Beginning with a close up of The Mole (Lautaro Delgado) applying heavy and dramatic theatrical makeup, similar to that in Black Swan (2010), in the background a girl bangs a drum and announces that the show is about to start… Cutting back in time, the first introduction goes to the squalid underworld of the moles or rats as they are called frequently throughout the film. El Topo’s father, Kongo is a revolutionary, hell bent on waging war against the world above and is determined that his children follow suit and remain loyal to the cause. In order to escape this fate, El Topo and his nymphomaniac sister kidnap a promising dancer, Amadeo, so El Topo can take his place in a dance academy. The story of El Topo is quite charming, he’s always dreamt of being a dancer and watches and studies the students through the vents and cracks, striving to get out of his world and into theirs, but once he’s in the school he realizes that he’s still an outsider, with poor hygiene and a bad posture but somehow this goes ignored but he enlists some help to perfect his skills and attempts to live his dream.
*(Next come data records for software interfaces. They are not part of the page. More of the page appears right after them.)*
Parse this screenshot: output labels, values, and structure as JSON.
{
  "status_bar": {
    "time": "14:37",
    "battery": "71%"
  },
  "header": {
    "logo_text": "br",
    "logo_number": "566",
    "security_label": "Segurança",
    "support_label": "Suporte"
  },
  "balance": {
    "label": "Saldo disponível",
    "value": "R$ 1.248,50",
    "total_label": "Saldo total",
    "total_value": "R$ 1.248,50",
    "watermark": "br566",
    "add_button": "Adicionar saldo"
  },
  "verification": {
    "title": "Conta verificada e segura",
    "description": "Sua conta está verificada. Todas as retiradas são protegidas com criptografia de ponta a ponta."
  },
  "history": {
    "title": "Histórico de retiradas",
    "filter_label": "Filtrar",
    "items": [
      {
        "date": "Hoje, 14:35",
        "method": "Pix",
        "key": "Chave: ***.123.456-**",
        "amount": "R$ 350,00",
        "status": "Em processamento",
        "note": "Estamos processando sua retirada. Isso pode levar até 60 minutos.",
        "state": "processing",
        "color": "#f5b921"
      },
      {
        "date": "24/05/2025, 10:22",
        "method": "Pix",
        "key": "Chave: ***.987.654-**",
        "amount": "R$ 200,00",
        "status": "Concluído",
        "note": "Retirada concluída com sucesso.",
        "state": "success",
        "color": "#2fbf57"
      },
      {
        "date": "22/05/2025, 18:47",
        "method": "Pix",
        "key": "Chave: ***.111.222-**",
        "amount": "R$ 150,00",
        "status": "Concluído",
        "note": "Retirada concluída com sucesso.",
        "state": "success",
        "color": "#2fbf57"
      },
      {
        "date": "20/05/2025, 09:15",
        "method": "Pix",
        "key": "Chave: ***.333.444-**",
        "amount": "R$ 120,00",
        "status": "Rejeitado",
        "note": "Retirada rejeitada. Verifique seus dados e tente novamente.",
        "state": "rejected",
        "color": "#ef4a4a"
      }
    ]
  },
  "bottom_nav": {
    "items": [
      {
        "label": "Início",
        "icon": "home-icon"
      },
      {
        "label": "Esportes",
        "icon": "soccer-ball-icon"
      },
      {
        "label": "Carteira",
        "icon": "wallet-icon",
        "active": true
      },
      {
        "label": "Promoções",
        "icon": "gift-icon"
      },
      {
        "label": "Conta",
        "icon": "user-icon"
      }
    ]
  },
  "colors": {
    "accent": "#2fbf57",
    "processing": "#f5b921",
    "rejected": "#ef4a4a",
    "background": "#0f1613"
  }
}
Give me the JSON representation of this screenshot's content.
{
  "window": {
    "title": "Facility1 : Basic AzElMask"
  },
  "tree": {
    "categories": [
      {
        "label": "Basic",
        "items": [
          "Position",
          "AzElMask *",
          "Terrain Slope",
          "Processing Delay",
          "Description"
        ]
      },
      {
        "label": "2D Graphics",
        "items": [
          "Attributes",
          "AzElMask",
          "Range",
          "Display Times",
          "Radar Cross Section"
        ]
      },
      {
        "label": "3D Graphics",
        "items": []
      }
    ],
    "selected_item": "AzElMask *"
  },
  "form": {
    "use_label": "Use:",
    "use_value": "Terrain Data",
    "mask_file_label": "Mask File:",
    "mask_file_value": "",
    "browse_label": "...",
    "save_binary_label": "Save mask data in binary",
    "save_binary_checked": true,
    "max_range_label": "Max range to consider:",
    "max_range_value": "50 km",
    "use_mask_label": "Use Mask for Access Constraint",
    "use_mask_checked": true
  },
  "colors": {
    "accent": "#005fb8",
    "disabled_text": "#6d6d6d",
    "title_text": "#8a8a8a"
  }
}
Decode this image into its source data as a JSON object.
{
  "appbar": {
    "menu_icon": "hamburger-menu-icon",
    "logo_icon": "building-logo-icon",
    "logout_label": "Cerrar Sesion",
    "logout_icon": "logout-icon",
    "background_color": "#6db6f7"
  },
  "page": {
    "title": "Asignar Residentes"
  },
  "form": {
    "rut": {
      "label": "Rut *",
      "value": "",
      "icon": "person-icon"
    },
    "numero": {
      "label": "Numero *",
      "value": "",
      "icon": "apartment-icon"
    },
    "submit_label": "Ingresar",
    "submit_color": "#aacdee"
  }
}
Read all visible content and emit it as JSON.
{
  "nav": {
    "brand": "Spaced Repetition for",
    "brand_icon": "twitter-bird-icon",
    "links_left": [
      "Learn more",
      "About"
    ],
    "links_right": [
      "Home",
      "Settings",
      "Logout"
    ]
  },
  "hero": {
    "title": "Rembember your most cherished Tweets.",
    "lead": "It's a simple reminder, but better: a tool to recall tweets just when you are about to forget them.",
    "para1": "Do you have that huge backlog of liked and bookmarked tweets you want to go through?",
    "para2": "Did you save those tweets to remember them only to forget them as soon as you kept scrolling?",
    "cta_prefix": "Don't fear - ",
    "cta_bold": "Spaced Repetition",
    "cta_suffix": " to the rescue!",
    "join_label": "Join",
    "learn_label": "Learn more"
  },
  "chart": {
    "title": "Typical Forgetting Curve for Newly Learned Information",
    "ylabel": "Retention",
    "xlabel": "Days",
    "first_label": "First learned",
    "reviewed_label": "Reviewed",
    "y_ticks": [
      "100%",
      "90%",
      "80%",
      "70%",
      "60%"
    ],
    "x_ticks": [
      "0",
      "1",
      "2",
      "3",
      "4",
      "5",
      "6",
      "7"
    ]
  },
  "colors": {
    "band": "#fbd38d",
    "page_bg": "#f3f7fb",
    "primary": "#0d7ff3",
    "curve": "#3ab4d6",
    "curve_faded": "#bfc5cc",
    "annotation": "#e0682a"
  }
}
The world below is almost identical to the vegan sewer dwellers in Delicatessen (1991) the biggest difference is that the community here is much more advanced, with peddlers selling cooked rats and a thriving red light district, the world above is limited to ONLY the dancing school, there really isn’t a lot more to see, but it’s very surreal, the characters seem to have been set loose from the villains department of a scooby doo film, but what really connects both worlds is the dark insipid humor.
It’s obvious that Director, Writer and Producer Emiliano Romero has a air for melodrama and seems to apply it to scenes that don’t require that particular touch. It also struck me as being a little weird to make a movie about dance and not to employ a single dancer. This hasn’t stopped directors in the past, I don’t think that any of the cast of Suspiria (1977) we’re trained, but the dance scenes and the training lead to some very comical and surprisingly fluid scenes.
There are several strong points, the cinematography is actually quite good, the lighting successfully transverses both the over and underworld giving a studio feel to the upper scenes and an amber glow in the darkness of the underworld accompanied by pipes, plastic sheets and steampunk machinery it looks impressive, despite most scenes involving El Topo’s sister raping the young dancer that they kidnapped.
Overall a forgettable movie, with some very interesting and memorable characters. El Topo gives his hope that no matter what our situation we can still strive for our dreams, although I don’t know if we’d all have so much luck. There is a stupidly funny work out montage that Rocky would be proud of and a few other movie references that crop up and the silent Topo trips around his new world as a modern day Charlie Chaplin, thoroughly good stuff.
R – Lowlife (2012), Window Licker (2014), My Brother Jack (2013)
L – Selected Dancing movies, best workout montages
A – Class wars on film
5S – Mole Films
Vs – Topos Vs El Topo